In addition, the study says that US cities are not too dense. Having bullet trains that can run hundreds of miles is not a practical idea unlike in European countries.

Passenger Train Travels and Tours

Another future of railroads in the US that is of possibility is the continuation of train operations that offers tours. These are trains that run on scenic railroads and of shorter distance – like 4-8 hours on a round trip.

With the increasing congestion in the air, people are now opting to use the train instead of flying. When there is a shorter route such as Miami to Palm Beach, people seem to prefer using the train than booking a flight. The increase in the number of people using a train for their shorter rides have inspired other training companies to start running in new routes.

Virgin Trains announced that it might start running trains from California to Las Vegas while Amtrak is planning to start running passengers from Washington DC to Boston. Although the train industry is still suffering from a deficit from the previous years, the recent number of passengers using their services is enough to encourage those in the railroad industry to continue improving their service.


What Can Help Trains to Survive?

One of the things that can help the train industry to survive is the use of technology in reducing its negative impact on the environment. The industry must start searching for a locomotive technology that will allow trains to run safely and environmentally friendly while maintaining reliability.

If the train industry wants to survive today and, in the future, they must continue to develop important and practical technologies. Riding a train is something that everyone dreams of.

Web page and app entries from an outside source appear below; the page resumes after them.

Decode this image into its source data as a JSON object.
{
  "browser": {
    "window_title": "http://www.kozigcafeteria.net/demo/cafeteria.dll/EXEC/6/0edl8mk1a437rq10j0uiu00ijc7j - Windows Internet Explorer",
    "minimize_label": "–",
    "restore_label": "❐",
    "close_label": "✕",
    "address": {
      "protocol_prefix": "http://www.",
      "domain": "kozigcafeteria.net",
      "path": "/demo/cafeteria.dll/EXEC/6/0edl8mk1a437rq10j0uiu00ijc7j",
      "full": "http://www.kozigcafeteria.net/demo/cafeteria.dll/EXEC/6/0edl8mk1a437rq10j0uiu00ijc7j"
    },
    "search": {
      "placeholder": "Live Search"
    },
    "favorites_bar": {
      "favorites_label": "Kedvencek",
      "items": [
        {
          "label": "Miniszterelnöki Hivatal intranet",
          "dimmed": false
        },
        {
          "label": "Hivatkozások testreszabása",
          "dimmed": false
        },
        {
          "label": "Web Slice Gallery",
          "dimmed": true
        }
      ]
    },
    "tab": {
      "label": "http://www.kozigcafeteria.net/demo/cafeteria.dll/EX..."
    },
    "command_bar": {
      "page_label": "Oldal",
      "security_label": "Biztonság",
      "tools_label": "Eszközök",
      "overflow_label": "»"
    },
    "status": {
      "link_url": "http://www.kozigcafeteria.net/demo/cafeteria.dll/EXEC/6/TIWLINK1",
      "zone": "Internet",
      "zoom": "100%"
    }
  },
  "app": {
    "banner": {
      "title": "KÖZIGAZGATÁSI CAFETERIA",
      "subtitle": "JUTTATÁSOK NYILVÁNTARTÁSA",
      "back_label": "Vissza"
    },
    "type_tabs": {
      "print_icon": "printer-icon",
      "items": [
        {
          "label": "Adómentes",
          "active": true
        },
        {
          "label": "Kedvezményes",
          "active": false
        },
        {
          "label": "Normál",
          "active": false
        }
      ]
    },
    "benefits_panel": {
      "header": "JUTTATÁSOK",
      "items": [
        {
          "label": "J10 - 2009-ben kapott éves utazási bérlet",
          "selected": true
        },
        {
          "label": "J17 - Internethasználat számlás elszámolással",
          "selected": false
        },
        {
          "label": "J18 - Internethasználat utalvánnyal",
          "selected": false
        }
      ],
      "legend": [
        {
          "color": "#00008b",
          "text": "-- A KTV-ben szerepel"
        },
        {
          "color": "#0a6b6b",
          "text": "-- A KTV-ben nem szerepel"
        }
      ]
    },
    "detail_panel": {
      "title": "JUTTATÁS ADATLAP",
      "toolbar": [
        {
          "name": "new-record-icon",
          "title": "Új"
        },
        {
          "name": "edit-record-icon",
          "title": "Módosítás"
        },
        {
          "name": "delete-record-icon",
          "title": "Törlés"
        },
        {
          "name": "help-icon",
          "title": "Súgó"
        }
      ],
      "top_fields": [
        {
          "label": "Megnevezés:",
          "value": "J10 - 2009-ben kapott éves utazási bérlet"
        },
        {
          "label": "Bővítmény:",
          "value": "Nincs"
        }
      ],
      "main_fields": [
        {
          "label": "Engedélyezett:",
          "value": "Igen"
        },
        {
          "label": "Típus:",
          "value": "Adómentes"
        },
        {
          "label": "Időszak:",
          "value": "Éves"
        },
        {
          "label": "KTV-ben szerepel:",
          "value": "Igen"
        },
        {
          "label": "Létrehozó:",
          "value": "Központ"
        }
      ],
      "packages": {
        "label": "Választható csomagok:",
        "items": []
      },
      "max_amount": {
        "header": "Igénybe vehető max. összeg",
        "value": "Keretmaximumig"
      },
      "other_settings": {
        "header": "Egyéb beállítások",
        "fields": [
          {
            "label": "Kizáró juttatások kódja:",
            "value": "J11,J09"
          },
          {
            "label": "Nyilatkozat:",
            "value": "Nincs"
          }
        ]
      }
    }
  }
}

Who wouldn’t want to ride a train right? This fact alone means that the train industry wouldn’t disappear anytime soon. The train industry just needs to take advantage of automation and promote wider use of trains aside from transporting people. It can be used to transport goods and other things as well that needs to be moved!